Exercise description: Collect all lines from the records below that include the word "handle".

[Source records]
* * * * * * *
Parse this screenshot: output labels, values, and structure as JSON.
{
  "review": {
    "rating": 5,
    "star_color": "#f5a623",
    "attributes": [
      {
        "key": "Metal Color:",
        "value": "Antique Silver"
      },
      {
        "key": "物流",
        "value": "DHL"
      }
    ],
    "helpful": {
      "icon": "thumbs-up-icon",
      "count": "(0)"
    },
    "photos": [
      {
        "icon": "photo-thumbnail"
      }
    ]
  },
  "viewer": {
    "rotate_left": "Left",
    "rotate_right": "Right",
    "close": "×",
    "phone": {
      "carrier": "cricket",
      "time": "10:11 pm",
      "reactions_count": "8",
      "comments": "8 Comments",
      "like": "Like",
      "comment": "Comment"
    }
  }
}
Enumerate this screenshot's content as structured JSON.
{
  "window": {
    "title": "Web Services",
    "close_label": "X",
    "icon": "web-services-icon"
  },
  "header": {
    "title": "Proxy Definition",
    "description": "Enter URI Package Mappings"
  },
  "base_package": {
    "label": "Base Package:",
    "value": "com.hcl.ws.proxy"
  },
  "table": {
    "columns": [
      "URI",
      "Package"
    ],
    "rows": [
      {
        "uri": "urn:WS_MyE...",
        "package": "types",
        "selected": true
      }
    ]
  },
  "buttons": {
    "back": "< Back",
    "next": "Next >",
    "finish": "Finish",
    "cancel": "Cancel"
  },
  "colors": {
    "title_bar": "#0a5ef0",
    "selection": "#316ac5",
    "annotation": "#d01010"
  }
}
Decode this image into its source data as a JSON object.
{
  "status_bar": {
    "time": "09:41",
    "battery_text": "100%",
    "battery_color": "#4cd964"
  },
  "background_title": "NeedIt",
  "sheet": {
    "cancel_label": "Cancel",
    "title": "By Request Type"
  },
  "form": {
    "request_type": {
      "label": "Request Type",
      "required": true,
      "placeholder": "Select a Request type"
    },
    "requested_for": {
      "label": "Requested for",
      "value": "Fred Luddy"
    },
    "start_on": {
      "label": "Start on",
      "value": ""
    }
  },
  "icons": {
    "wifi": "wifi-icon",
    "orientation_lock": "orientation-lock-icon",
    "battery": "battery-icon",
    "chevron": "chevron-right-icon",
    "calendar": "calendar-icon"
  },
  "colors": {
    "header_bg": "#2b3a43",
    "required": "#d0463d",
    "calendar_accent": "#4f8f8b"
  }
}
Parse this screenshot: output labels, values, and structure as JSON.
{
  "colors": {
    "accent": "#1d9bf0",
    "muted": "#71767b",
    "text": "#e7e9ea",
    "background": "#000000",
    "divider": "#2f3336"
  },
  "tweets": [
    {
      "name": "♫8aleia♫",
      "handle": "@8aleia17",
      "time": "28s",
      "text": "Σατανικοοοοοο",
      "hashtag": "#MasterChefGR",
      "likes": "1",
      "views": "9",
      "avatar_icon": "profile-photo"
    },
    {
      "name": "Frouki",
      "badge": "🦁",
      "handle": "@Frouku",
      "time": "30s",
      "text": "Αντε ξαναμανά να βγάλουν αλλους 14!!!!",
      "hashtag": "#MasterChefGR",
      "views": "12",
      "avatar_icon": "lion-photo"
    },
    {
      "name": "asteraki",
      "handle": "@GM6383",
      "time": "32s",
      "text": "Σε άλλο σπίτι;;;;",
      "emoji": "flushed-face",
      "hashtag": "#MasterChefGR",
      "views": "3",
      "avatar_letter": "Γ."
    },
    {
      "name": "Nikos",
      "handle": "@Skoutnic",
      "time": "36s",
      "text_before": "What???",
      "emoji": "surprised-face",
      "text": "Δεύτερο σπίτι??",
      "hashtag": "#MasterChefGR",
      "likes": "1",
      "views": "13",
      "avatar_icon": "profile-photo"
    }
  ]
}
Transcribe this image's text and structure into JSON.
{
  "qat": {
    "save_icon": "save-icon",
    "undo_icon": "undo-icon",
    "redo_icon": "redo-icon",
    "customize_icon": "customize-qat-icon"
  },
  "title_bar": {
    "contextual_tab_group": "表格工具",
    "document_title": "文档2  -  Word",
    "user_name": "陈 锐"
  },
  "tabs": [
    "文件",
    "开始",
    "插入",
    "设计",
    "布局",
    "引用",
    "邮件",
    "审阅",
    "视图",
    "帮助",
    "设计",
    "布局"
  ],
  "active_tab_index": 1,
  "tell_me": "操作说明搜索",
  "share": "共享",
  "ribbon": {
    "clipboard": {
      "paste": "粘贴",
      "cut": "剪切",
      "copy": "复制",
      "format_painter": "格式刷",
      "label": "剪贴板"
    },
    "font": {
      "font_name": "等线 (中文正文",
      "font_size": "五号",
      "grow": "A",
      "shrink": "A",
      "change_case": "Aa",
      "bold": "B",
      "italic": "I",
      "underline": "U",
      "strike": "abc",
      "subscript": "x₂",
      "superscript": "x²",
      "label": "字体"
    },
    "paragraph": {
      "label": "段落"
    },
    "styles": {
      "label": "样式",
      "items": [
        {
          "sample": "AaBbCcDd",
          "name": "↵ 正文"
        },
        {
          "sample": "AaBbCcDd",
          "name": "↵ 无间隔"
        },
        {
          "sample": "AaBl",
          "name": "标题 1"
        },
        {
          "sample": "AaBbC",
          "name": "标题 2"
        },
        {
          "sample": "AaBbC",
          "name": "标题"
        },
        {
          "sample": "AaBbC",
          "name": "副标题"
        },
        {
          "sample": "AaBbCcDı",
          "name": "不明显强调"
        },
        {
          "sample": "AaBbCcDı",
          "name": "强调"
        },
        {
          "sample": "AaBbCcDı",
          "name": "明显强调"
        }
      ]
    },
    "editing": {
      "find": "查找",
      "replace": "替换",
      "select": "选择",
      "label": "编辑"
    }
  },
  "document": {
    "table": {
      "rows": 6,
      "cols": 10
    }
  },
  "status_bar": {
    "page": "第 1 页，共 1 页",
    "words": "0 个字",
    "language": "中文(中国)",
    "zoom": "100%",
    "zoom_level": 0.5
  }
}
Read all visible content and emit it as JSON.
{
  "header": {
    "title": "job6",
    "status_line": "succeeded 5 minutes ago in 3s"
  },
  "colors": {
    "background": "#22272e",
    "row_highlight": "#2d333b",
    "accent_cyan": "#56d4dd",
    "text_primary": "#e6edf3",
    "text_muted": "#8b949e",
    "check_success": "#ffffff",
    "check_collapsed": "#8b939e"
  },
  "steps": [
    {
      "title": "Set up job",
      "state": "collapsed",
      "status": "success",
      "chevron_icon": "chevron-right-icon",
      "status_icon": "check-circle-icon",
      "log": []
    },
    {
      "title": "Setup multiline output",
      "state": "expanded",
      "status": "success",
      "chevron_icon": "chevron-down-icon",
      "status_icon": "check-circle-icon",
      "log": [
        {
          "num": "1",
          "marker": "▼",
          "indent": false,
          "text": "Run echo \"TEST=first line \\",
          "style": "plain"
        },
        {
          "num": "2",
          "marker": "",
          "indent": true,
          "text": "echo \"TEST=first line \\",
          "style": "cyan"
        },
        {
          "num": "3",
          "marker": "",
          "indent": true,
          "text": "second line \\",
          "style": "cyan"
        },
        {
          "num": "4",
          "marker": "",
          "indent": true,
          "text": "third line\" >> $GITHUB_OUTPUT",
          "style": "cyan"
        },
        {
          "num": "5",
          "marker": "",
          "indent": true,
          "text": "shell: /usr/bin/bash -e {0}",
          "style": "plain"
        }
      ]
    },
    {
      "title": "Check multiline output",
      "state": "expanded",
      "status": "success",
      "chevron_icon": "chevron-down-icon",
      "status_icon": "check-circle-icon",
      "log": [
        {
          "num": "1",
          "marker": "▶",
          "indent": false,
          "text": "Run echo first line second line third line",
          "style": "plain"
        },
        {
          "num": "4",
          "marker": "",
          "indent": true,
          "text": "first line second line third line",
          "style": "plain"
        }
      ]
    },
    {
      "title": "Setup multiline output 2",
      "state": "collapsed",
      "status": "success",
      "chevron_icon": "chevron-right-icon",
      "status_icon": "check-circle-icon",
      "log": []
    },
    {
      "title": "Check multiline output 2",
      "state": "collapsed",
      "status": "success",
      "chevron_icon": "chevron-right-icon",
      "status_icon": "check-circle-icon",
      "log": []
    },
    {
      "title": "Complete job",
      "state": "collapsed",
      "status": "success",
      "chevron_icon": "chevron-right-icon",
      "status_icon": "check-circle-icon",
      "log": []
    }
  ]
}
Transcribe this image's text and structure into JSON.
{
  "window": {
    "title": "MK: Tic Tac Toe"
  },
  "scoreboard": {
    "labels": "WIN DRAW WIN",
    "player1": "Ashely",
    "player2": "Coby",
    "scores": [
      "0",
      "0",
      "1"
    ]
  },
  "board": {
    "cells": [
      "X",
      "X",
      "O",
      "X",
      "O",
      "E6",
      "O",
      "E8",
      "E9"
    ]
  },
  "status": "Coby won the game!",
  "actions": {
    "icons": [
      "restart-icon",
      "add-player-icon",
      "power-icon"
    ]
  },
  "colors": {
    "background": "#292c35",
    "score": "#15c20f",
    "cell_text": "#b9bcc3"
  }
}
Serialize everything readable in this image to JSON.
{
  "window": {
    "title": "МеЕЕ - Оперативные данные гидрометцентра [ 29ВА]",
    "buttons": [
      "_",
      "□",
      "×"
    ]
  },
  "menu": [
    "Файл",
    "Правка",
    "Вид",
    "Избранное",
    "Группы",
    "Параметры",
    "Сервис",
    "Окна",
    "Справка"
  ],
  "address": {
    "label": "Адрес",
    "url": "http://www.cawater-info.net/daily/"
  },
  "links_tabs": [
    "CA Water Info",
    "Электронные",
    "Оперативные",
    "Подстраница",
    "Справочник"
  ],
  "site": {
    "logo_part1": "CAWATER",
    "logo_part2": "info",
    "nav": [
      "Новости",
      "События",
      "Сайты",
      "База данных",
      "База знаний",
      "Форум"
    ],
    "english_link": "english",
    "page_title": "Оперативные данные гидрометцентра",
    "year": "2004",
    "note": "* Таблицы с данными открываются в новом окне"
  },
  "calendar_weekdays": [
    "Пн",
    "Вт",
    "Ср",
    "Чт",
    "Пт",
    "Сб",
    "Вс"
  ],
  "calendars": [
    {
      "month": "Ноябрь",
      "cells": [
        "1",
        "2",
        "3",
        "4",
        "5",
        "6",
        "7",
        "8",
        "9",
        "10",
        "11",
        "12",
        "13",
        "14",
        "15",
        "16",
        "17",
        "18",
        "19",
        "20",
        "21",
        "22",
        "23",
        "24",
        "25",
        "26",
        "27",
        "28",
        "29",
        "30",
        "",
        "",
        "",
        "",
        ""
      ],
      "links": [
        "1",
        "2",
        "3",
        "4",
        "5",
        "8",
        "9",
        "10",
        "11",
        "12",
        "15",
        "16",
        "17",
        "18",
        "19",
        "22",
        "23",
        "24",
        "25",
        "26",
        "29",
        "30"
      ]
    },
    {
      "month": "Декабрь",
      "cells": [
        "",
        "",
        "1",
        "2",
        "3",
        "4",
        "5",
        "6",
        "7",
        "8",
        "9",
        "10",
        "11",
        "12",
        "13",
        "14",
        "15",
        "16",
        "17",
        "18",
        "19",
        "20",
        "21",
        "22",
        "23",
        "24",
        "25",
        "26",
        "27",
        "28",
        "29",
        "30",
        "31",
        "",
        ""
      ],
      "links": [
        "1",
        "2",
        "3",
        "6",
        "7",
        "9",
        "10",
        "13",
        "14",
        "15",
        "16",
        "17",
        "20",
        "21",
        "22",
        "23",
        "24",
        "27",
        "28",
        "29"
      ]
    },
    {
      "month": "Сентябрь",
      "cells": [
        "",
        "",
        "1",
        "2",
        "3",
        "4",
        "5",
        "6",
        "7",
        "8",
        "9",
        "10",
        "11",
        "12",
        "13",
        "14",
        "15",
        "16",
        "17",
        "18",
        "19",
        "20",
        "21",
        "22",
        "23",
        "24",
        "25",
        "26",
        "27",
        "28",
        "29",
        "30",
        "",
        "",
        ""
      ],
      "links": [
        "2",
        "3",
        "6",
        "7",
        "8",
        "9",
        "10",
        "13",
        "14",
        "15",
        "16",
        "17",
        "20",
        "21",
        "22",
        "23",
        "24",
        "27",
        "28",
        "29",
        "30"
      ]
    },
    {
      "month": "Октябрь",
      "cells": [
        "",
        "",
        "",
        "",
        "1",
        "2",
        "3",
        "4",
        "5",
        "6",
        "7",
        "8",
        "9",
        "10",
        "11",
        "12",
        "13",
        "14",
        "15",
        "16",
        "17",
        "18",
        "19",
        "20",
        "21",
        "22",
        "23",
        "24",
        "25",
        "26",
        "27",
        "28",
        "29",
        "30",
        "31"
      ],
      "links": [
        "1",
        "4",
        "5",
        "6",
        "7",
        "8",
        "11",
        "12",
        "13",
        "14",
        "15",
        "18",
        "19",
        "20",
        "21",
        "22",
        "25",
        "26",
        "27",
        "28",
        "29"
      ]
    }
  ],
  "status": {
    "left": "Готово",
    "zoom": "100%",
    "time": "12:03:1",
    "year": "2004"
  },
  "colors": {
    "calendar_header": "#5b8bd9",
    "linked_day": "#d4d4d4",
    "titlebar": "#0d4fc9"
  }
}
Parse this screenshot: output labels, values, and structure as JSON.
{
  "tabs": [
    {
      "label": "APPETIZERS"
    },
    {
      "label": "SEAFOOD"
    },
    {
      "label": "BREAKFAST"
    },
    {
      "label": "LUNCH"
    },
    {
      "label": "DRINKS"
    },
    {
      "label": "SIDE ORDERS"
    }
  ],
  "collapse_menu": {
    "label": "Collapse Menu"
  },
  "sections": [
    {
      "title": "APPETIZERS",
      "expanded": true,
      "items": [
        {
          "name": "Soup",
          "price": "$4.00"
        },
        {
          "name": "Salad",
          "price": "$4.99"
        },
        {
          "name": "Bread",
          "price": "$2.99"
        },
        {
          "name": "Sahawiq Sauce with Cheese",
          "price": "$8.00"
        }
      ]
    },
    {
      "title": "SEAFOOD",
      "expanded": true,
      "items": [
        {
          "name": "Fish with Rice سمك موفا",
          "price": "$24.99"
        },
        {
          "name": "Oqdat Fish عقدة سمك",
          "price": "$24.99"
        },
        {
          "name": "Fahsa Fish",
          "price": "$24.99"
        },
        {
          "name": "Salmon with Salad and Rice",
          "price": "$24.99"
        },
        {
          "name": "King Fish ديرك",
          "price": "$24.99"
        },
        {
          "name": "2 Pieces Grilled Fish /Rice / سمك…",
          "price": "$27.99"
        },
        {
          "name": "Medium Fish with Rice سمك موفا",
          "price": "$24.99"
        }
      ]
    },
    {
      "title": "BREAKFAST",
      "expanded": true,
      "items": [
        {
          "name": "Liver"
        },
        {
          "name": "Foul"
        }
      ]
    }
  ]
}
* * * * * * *
Finished exercise:
      "handle": "@8aleia17",
      "handle": "@Frouku",
      "handle": "@GM6383",
      "handle": "@Skoutnic",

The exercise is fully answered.